Truth Is Trickiest: The Case for Ambiguity in the Exeter Book Riddles
Available: May 2024© 2024
Imprint: University of Toronto Press
Page Count: 376 Pages
Dimensions: 6.00 x 9.00
376 Pages, 6.00 x 9.00 x 1.00 in
Not Yet Published
At the end of the tenth-century English manuscript, the Exeter Book, there is a collection of almost one hundred riddles. They are notable for many reasons, but one feature in particular has challenged modern readers: their lack of solutions. In Truth Is Trickiest, Jennifer Neville argues that the absence of solutions, rather than being an unfortunate accident, uncovers an essential quality of these texts.
In opposition to the general expectation that a successfully solved riddle will have one correct answer, Neville argues that the Exeter Book riddles are written to generate multiple solutions. The correct response to an Exeter Book riddle is not a single, elegant solution but instead an ongoing process of interpretation that leads readers to question what they think they know.
Truth Is Trickiest contextualizes its readings within the larger field of Old English poetry, early medieval material culture, and Anglo-Latin riddles. The book pursues the central issue of interpretation in relation to social values, craftsmanship, hierarchical social structures, violence, irony, humour, and sexuality. It concludes with a full list of previously proposed solutions to document the history of the ongoing argument that the Exeter Book riddles have provoked.
1. Introduction: Soð bið Swicolast – “Truth Is Trickiest”
2. The Joy of Limits: The Heroic Idiom as “Code”

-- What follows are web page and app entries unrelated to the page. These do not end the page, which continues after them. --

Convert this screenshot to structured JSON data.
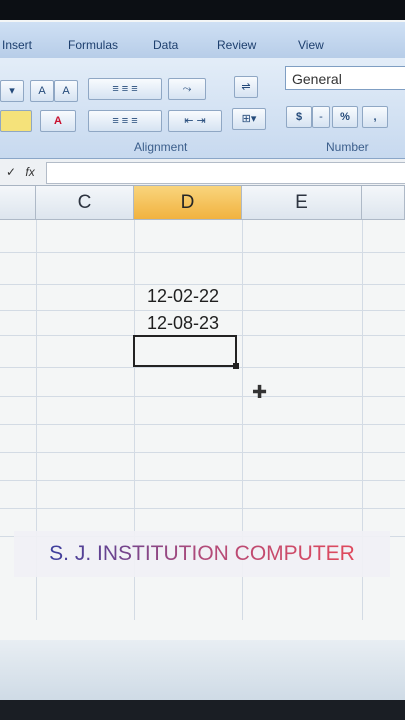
{
  "ribbon": {
    "tabs": [
      "Insert",
      "Formulas",
      "Data",
      "Review",
      "View"
    ],
    "groups": {
      "alignment": "Alignment",
      "number": "Number"
    },
    "number_format": "General",
    "number_buttons": {
      "currency": "$",
      "dash": "-",
      "percent": "%",
      "comma": ","
    }
  },
  "formula_bar": {
    "check": "✓",
    "fx": "fx"
  },
  "columns": [
    "C",
    "D",
    "E"
  ],
  "cells": {
    "d1": "12-02-22",
    "d2": "12-08-23"
  },
  "overlay": {
    "banner_text": "S. J. INSTITUTION COMPUTER"
  },
  "colors": {
    "active_header": "#f1b23f",
    "ribbon_bg": "#c7d9ef"
  }
}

3. Muddying the Waters: The Heroic Idiom as Camouflage and Disguise
4. Dark Tracks through the Heroic Idiom: Aporia, Irony, and Paradox
5. Domestic Practices: Manufacturing and Implements
6. The Strange Game of Sex: Asexual Reproduction and Gratuitous Sex
7. Not Concluding but Continuing
Appendix: The Argument over Solutions